Their work began inside the Murphysboro Youth and Recreation Center just after the tree lighting ceremony on Friday, December 6, in Town Center Park in Murphysboro.
Photo credit: George Mendez
Thanks so much to everyone who came out for the 2019 Holiday Art Sale by Oak Street Art and Friends.
We had a fantastic time in the Logan Historic Arts Neighborhood of Murphysboro, Illinois, and loved meeting so many nice people last weekend (November 16-17, 2019). What a great turnout! Please see artist list, photos, and Murphysboro Times story below.
Special thanks to Michael Jones and the General John A. Logan Museum for use of the building and for so much great support throughout the year!
Thanks to everyone who came out for Murphysboro’s (first of 2019) First Friday Art Walk / Open Studios & Museum night! In the new Oak Street Art headquarters (photo below), we had a steady stream of visitors all evening. We love our great southern Illinois community and are proud to be a part of the Logan Historic Arts Neighborhood.
Visitors came just to look, talk, make new friends, enjoy munchies, and even to buy some local art by our members (jewelry from Sue Gindlesparger, ceramics from Darby Ortolano, weaving/textiles from Shirley Krienert, leather from Cathy Schmidt, and photography from Ann R. Fischer).
See map below for additional sites of September's First Friday, including the individual studios of Oak Street Art members Luca Cruzat and Rachel Malcolm Ensor, as well as the General John A. Logan Museum, Pat's Prairie Garden, and GeekBetty Vintage and More.
Onward to next month! Hope to see you for the second First Friday on Friday, October 4, from 5 to 8 p.m.
Five Oak Street Art Members' Works on Exhibit in 2019 LOCALITY Biennial at Carbondale Community Arts

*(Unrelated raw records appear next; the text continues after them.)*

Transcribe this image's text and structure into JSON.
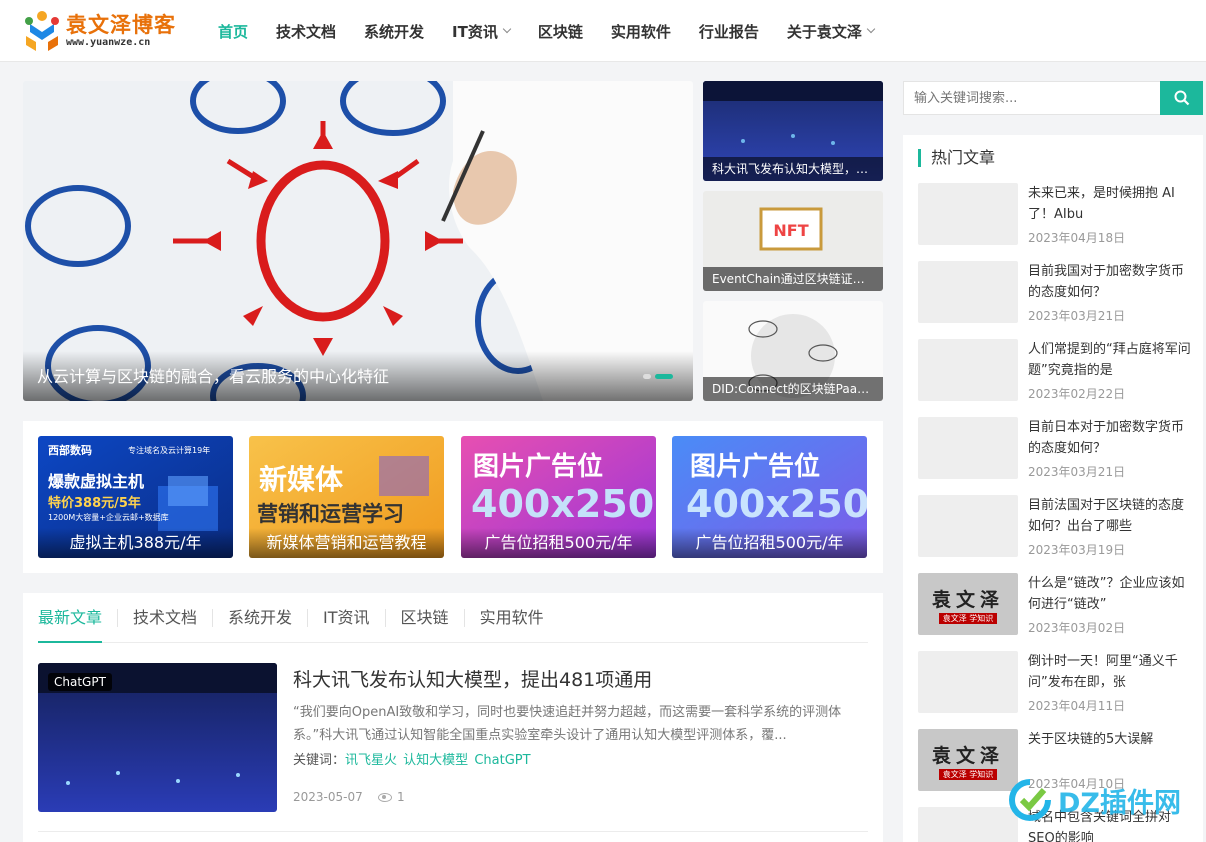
{
  "brand": {
    "name": "袁文泽博客",
    "domain": "www.yuanwze.cn"
  },
  "nav": [
    {
      "label": "首页",
      "active": true
    },
    {
      "label": "技术文档"
    },
    {
      "label": "系统开发"
    },
    {
      "label": "IT资讯",
      "dropdown": true
    },
    {
      "label": "区块链"
    },
    {
      "label": "实用软件"
    },
    {
      "label": "行业报告"
    },
    {
      "label": "关于袁文泽",
      "dropdown": true
    }
  ],
  "slider": {
    "main_caption": "从云计算与区块链的融合，看云服务的中心化特征",
    "side": [
      "科大讯飞发布认知大模型，提出481项通用...",
      "EventChain通过区块链证书...",
      "DID:Connect的区块链PaaS服..."
    ]
  },
  "ads": [
    {
      "caption": "虚拟主机388元/年",
      "brand": "西部数码",
      "brand_slogan": "专注域名及云计算19年",
      "line1": "爆款虚拟主机",
      "line2": "特价388元/5年",
      "line3": "1200M大容量+企业云邮+数据库"
    },
    {
      "caption": "新媒体营销和运营教程",
      "line1": "新媒体",
      "line2": "营销和运营学习"
    },
    {
      "caption": "广告位招租500元/年",
      "line1": "图片广告位",
      "line2": "400x250"
    },
    {
      "caption": "广告位招租500元/年",
      "line1": "图片广告位",
      "line2": "400x250"
    }
  ],
  "tabs": [
    "最新文章",
    "技术文档",
    "系统开发",
    "IT资讯",
    "区块链",
    "实用软件"
  ],
  "article": {
    "tag": "ChatGPT",
    "title": "科大讯飞发布认知大模型，提出481项通用",
    "desc": "“我们要向OpenAI致敬和学习，同时也要快速追赶并努力超越，而这需要一套科学系统的评测体系。”科大讯飞通过认知智能全国重点实验室牵头设计了通用认知大模型评测体系，覆...",
    "keywords_label": "关键词：",
    "keywords": [
      "讯飞星火",
      "认知大模型",
      "ChatGPT"
    ],
    "date": "2023-05-07",
    "views": "1"
  },
  "search": {
    "placeholder": "输入关键词搜索..."
  },
  "hot": {
    "title": "热门文章",
    "items": [
      {
        "title": "未来已来，是时候拥抱 AI 了！AIbu",
        "date": "2023年04月18日",
        "thumb": "blank"
      },
      {
        "title": "目前我国对于加密数字货币的态度如何？",
        "date": "2023年03月21日",
        "thumb": "blank"
      },
      {
        "title": "人们常提到的“拜占庭将军问题”究竟指的是",
        "date": "2023年02月22日",
        "thumb": "blank"
      },
      {
        "title": "目前日本对于加密数字货币的态度如何？",
        "date": "2023年03月21日",
        "thumb": "blank"
      },
      {
        "title": "目前法国对于区块链的态度如何？出台了哪些",
        "date": "2023年03月19日",
        "thumb": "blank"
      },
      {
        "title": "什么是“链改”？企业应该如何进行“链改”",
        "date": "2023年03月02日",
        "thumb": "logo"
      },
      {
        "title": "倒计时一天！阿里“通义千问”发布在即，张",
        "date": "2023年04月11日",
        "thumb": "blank"
      },
      {
        "title": "关于区块链的5大误解",
        "date": "2023年04月10日",
        "thumb": "logo"
      },
      {
        "title": "域名中包含关键词全拼对SEO的影响",
        "date": "",
        "thumb": "blank"
      }
    ],
    "logo_text": "袁文泽",
    "logo_sub": "袁文泽 学知识"
  },
  "watermark": "DZ插件网",
  "colors": {
    "accent": "#1cb89c",
    "logo": "#e8710a"
  }
}
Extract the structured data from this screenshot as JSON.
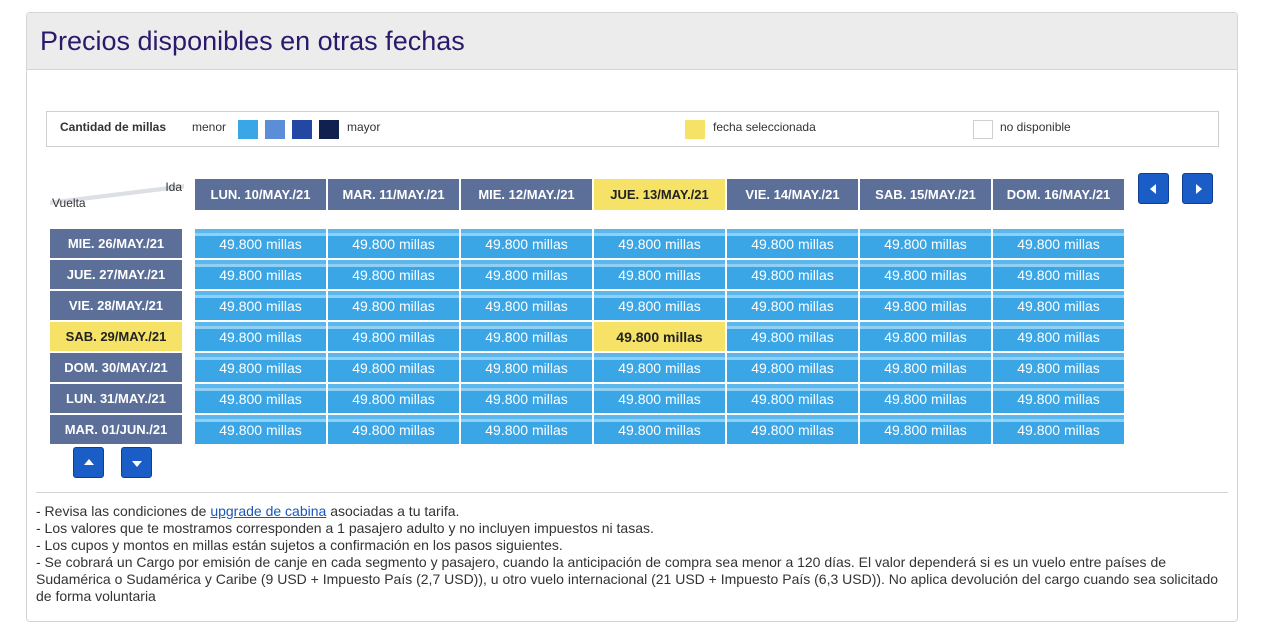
{
  "panel": {
    "title": "Precios disponibles en otras fechas"
  },
  "legend": {
    "title": "Cantidad de millas",
    "low_label": "menor",
    "high_label": "mayor",
    "swatch_colors": [
      "#3aa6e6",
      "#5b8ed6",
      "#2348a3",
      "#10214f"
    ],
    "selected_label": "fecha seleccionada",
    "selected_color": "#f5e266",
    "unavailable_label": "no disponible"
  },
  "grid": {
    "ida_label": "Ida",
    "vuelta_label": "Vuelta",
    "columns": [
      "LUN. 10/MAY./21",
      "MAR. 11/MAY./21",
      "MIE. 12/MAY./21",
      "JUE. 13/MAY./21",
      "VIE. 14/MAY./21",
      "SAB. 15/MAY./21",
      "DOM. 16/MAY./21"
    ],
    "rows": [
      "MIE. 26/MAY./21",
      "JUE. 27/MAY./21",
      "VIE. 28/MAY./21",
      "SAB. 29/MAY./21",
      "DOM. 30/MAY./21",
      "LUN. 31/MAY./21",
      "MAR. 01/JUN./21"
    ],
    "selected_column": 3,
    "selected_row": 3,
    "cells": [
      [
        "49.800 millas",
        "49.800 millas",
        "49.800 millas",
        "49.800 millas",
        "49.800 millas",
        "49.800 millas",
        "49.800 millas"
      ],
      [
        "49.800 millas",
        "49.800 millas",
        "49.800 millas",
        "49.800 millas",
        "49.800 millas",
        "49.800 millas",
        "49.800 millas"
      ],
      [
        "49.800 millas",
        "49.800 millas",
        "49.800 millas",
        "49.800 millas",
        "49.800 millas",
        "49.800 millas",
        "49.800 millas"
      ],
      [
        "49.800 millas",
        "49.800 millas",
        "49.800 millas",
        "49.800 millas",
        "49.800 millas",
        "49.800 millas",
        "49.800 millas"
      ],
      [
        "49.800 millas",
        "49.800 millas",
        "49.800 millas",
        "49.800 millas",
        "49.800 millas",
        "49.800 millas",
        "49.800 millas"
      ],
      [
        "49.800 millas",
        "49.800 millas",
        "49.800 millas",
        "49.800 millas",
        "49.800 millas",
        "49.800 millas",
        "49.800 millas"
      ],
      [
        "49.800 millas",
        "49.800 millas",
        "49.800 millas",
        "49.800 millas",
        "49.800 millas",
        "49.800 millas",
        "49.800 millas"
      ]
    ]
  },
  "nav": {
    "prev_icon": "arrow-left-icon",
    "next_icon": "arrow-right-icon",
    "up_icon": "arrow-up-icon",
    "down_icon": "arrow-down-icon"
  },
  "notes": {
    "line1_prefix": "- Revisa las condiciones de ",
    "line1_link": "upgrade de cabina",
    "line1_suffix": " asociadas a tu tarifa.",
    "line2": "- Los valores que te mostramos corresponden a 1 pasajero adulto y no incluyen impuestos ni tasas.",
    "line3": "- Los cupos y montos en millas están sujetos a confirmación en los pasos siguientes.",
    "line4": "- Se cobrará un Cargo por emisión de canje en cada segmento y pasajero, cuando la anticipación de compra sea menor a 120 días. El valor dependerá si es un vuelo entre países de Sudamérica o Sudamérica y Caribe (9 USD + Impuesto País (2,7 USD)), u otro vuelo internacional (21 USD + Impuesto País (6,3 USD)). No aplica devolución del cargo cuando sea solicitado de forma voluntaria"
  }
}
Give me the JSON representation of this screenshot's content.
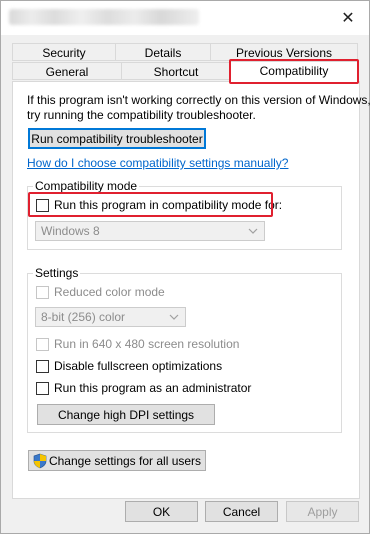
{
  "window": {
    "close_symbol": "✕"
  },
  "tabs": {
    "row1": [
      "Security",
      "Details",
      "Previous Versions"
    ],
    "row2": [
      "General",
      "Shortcut",
      "Compatibility"
    ]
  },
  "intro": {
    "line1": "If this program isn't working correctly on this version of Windows,",
    "line2": "try running the compatibility troubleshooter."
  },
  "troubleshooter_button": "Run compatibility troubleshooter",
  "manual_link": "How do I choose compatibility settings manually?",
  "compat_mode": {
    "group_label": "Compatibility mode",
    "checkbox_label": "Run this program in compatibility mode for:",
    "select_value": "Windows 8"
  },
  "settings": {
    "group_label": "Settings",
    "reduced_color_label": "Reduced color mode",
    "color_select_value": "8-bit (256) color",
    "run_640_label": "Run in 640 x 480 screen resolution",
    "disable_fullscreen_label": "Disable fullscreen optimizations",
    "run_admin_label": "Run this program as an administrator",
    "dpi_button": "Change high DPI settings"
  },
  "all_users_button": "Change settings for all users",
  "footer": {
    "ok": "OK",
    "cancel": "Cancel",
    "apply": "Apply"
  },
  "colors": {
    "highlight_red": "#e0202f",
    "link_blue": "#0066cc",
    "focus_blue": "#0078d7"
  }
}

Five Oak Street Art members have pieces included in the LOCALITY Biennial at Carbondale Community Arts in Carbondale, Illinois.
Oak Street artists Luca Cruzat (printmaking), Rachel Malcolm Ensor (painting), Ann R. Fischer (photography), Sue Gindlesparger (metalsmithing/jewelry), and Darby Ortolano (ceramics) all have one or more pieces on display.
The exhibit will be open for viewing through September 13. About half of the exhibit is in the CCA main gallery (Artspace 304 at 304 W. Walnut St.), and the other half is in the Civic Center Corridor Gallery across the street at 200 S. Illinois Ave.
The free public reception will be Friday, September 6, from 5 to 7 p.m. See the event page at www.facebook.com/events/643913182798007.
If you have been keeping up with Oak Street Art, you know that this year we have been involved with an educational outreach program in Murphysboro.
Metalsmith artist Sue Gindlesparger presented a lesson to three second grades at General John A. Logan Attendance Center on Wednesday, February 20th. The focus of the lesson was Adinkra Cloth (with roots in Ghana), and the personal symbols found on the traditional cloth.
Students created their own symbols using a base of styrofoam, and then printed their creations on cloth squares. The squares will be displayed together creating classroom quilts.
You can see from the pictures that the students are enjoying the art lessons - lots of learning and creativity involved!
Teachers participating in the outreach program will be heading up our Children’s Art Tent at the annual Oak Street Art Fair on Saturday, April 27th.
Oak Street Art